I've been a fan of Rudy Giuliani for a long time. Sure, he might be confrontational and have a big ego, as is appropriate for the most powerful mayor in the world, but the man can get things done. I loved what he did with New York City, turning it from a city that was great and terrifying to a city that reestablished itself as the premier city in the world.
I've been vacillating between Rudy and Mitt Romney for a while because of a couple of reasons. My head certainly goes for Rudy. I think that he's someone who could lead the country and lead it well. He's perhaps a bit tough, but he'll get the job done and cut through bureaucracy to do it. Mitt shares my values a little bit more and I think he's by far the most telegenic of the Republican candidates. Fred Thompson is a wild card, and while I liked him as Trudeau in Die Hard 2 and as Admiral Painter in The Hunt for Red October, but that was then and he was running an Air Traffic Control tower and an aircraft carrier...this is running the US in real life. On the electability scale, he's probably tops, but that's a discussion for another post.

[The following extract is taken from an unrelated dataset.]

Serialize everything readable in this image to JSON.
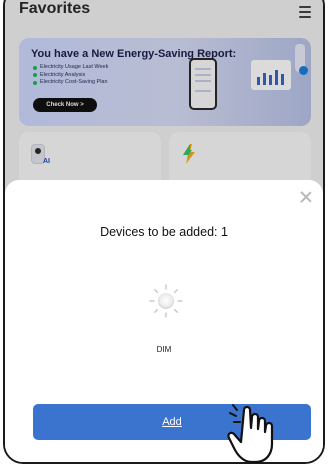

Today Rudy came out with his proposal for health care (subscription required), and I have to say that it's better than anything else I've seen so far. In a nutshell, he wants to move insurance from a group benefit at work to something along the lines of car insurance, where you buy it individually on the open market, extending the tax advantaged status of health care premium dollars to those individual plans. I'm not at all sold on Mitt's Taxachussacare or on any of the Democrats' versions of Hillarycare. Rudy's seems like a relatively common sense, but incremental improvement in the system. While in some sense going it alone is far preferable because you don't get stuck in with high users and their over-utilization, it also has the potential to cause everyone to pay a little more. Personally, I'd take the chance because I know that the insurance companies are giving our company the shaft on rates - a 10% increase for no real reason (we had good utilization the past 2 years and they made out with a nice profit there), and we can't really go elsewhere because they'll quote maybe a 9.75% increase or whatever. I'm done with HMOs and the sooner we can move back away from that anachronism of the 50s the better. Let's keep moving on the transition to HSAs with catastrophic coverage and whatever free market options that people come up with. It's the only way we will ever be able to trim the fat from the health care system - eliminate the middle man. Right now, he's about 800 lbs and dining on filet mignon, but through a little common sense, I think we can take care of business and get it down to where it's something that is still important, but doesn't consume an ever growing part of our GDP.